3. Be aggressive at the Trade Deadline
If they haven't already been traded, Todd Frazier, Player Page for David Robertson and Melky Cabrera could bring a nice return. Ditto recent free-agent signing Derek Holland, if Don Cooper is able to help him develop the consistency he's lacked through his career (62-50 with a 4.35 ERA over 985 innings).
4. Keeping adding kids as the advanced prospects arrive

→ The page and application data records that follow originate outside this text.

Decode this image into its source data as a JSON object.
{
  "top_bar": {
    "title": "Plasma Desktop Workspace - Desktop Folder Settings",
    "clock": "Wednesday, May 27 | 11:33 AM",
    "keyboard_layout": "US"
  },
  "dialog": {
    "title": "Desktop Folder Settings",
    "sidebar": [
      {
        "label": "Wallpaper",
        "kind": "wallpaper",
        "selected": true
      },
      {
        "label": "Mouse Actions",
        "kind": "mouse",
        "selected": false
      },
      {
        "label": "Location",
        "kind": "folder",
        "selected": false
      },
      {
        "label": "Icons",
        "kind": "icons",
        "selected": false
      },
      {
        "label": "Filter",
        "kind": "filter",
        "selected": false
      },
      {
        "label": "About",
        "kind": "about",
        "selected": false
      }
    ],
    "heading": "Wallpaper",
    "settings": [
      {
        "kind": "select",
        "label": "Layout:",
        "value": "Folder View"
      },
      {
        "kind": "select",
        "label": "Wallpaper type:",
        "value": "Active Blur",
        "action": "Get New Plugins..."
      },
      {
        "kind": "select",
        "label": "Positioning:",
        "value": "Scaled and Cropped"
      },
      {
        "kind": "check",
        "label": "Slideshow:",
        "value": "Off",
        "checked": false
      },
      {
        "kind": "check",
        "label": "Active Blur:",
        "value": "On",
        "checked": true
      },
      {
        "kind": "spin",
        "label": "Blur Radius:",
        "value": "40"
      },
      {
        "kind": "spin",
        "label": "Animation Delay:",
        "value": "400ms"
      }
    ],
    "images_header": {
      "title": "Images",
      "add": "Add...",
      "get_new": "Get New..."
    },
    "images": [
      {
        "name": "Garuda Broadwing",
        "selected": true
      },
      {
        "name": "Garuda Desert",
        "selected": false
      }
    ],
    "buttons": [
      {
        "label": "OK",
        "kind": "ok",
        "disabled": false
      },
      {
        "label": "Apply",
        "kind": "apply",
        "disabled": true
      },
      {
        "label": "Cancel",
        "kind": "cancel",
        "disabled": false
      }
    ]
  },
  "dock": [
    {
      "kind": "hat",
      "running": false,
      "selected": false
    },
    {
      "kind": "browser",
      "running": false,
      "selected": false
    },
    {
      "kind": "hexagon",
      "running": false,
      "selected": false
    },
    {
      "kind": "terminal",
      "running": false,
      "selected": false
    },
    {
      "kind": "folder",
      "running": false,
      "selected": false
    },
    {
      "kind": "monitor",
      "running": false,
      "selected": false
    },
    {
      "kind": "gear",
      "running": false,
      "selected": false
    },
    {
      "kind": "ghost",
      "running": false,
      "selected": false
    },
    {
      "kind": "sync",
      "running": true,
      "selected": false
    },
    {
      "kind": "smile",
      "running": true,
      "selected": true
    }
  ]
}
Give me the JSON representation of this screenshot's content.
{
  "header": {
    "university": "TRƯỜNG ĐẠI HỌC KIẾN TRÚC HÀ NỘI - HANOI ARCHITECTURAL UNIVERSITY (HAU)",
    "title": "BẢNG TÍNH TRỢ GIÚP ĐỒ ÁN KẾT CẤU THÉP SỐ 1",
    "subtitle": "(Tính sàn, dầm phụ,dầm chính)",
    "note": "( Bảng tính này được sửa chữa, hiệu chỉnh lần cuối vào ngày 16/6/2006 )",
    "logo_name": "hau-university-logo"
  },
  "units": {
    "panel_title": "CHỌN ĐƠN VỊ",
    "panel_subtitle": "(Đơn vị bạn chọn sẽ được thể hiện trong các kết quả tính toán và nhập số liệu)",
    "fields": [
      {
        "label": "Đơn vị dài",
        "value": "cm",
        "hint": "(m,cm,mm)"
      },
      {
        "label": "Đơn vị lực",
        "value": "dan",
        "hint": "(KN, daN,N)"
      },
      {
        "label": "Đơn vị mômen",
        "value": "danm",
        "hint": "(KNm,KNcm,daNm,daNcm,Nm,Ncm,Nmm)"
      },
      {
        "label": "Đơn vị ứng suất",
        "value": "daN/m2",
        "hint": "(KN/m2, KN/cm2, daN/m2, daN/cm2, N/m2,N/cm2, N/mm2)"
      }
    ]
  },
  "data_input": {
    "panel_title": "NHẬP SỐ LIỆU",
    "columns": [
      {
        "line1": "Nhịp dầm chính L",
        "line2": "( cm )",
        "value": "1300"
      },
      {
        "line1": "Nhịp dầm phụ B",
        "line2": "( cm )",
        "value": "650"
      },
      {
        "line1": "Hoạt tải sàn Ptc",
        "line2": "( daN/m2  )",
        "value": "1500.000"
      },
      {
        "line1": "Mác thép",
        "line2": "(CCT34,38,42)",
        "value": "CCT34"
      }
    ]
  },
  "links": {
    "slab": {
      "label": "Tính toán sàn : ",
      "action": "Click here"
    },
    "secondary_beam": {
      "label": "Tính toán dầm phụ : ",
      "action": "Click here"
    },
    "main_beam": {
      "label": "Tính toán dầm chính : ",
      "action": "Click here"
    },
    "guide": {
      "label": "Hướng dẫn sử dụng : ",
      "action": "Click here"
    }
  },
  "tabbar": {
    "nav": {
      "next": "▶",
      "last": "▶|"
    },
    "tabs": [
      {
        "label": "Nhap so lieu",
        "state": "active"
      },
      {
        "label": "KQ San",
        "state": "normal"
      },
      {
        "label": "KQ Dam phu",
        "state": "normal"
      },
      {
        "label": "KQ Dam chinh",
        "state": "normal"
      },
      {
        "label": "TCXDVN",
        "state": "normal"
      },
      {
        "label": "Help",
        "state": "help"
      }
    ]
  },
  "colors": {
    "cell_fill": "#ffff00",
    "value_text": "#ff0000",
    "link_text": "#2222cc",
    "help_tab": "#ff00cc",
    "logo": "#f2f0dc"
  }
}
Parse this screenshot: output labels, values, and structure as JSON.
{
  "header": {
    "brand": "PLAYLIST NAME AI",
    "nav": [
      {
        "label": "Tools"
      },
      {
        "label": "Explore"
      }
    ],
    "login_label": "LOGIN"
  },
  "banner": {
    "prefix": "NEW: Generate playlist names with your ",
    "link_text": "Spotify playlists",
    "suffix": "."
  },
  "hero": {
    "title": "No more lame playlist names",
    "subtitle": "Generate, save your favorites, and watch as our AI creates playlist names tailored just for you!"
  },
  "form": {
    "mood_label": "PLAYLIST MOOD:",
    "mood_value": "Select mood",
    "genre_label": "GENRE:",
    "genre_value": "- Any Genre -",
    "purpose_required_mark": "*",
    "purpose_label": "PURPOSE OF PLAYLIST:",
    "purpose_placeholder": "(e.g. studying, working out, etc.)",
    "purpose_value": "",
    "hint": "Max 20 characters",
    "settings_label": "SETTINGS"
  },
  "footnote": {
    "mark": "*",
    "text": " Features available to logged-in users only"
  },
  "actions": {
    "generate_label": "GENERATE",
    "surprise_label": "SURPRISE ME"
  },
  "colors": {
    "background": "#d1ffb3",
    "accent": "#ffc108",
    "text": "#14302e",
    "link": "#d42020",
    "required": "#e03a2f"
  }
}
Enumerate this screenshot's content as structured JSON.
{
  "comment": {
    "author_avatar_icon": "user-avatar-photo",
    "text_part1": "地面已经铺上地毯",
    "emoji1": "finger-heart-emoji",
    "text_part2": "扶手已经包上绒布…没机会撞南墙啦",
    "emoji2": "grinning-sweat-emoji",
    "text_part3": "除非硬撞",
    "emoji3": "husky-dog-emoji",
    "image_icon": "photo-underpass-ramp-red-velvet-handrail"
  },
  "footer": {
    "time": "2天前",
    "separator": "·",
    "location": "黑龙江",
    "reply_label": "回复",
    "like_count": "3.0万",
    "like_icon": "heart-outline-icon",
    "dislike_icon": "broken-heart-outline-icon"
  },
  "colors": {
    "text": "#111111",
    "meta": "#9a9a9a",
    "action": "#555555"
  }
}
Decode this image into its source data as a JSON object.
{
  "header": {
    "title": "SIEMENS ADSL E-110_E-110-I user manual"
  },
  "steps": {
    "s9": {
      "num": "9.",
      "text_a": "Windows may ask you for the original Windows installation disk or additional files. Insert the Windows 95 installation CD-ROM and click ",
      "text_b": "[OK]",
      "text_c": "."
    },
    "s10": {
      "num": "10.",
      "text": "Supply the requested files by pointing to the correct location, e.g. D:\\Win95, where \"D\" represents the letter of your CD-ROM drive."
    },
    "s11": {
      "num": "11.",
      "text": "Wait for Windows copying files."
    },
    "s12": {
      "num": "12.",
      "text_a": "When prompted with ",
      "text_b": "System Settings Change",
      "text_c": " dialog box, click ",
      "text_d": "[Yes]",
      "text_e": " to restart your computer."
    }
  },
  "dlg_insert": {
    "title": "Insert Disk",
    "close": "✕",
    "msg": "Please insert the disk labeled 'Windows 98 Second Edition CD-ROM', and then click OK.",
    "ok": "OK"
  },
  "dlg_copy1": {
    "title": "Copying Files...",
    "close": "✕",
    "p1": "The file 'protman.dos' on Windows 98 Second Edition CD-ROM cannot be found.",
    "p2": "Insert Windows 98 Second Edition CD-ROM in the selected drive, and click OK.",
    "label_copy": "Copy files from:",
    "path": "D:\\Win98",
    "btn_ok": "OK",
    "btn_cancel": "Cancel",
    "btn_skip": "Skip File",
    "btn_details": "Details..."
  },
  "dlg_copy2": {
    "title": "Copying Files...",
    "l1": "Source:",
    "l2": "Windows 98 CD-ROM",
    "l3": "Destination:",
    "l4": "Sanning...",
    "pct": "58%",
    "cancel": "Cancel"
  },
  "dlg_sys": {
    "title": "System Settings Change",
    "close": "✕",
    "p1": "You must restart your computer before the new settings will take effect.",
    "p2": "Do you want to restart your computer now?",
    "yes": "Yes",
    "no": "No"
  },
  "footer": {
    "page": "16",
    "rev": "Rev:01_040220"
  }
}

Next offseason might be the time to consider dealing Abreu and Nate Jones, although only if the deals are right. They could be contributing players on the bounce-back team in 2019. With the roster cleaned out, the White Sox should be able to target positions of need and accumulate options through waiver claims and the signing of Minor League free agents.

The hope is that Carlos Rodon has hit his stride by 2018 and that Tim Anderson and Moncada are establishing themselves as a top up-the-middle combination. Prospects like reliever Nick Burdi, utility man Nick Delmonico and Adam Engel are earning their spots on a roster that is headed by the young rotation that includes Giolito, Fulmer, Lopez and Kopech.
5. Open up the wallet after 2018
Baseball is two years away from an epic free-agent class. The White Sox should be in great shape to participate heavily, especially if players like Moncada, Giolito, Kopech, Anderson, Rodon, Fulmer and a half-dozen acquired during 2017 and '18 have created a belief that the club is on its way to sustained success.
Manny Machado, Bryce Harper, Clayton Kershaw (assuming he uses his opt-out clause), Zach Britton and Andrew Miller head the class, which could also include Josh Donaldson, Daniel Murphy, Adam Jones, Andrew McCutchen, Hunter Pence and Jean Segura, among dozens of others. Imagine if the White Sox could start to cherry-pick other top free agents, like the Cubs did after they had assembled their young core.
Does this sound like a fever dream? Maybe, but who expected so many of the Red Sox's and Nationals' top prospects to be heading to Glendale, Ariz., for spring camp?
Two fewer wins in 2014 and Benintendi would have been there, too.

Phil Rogers is a columnist for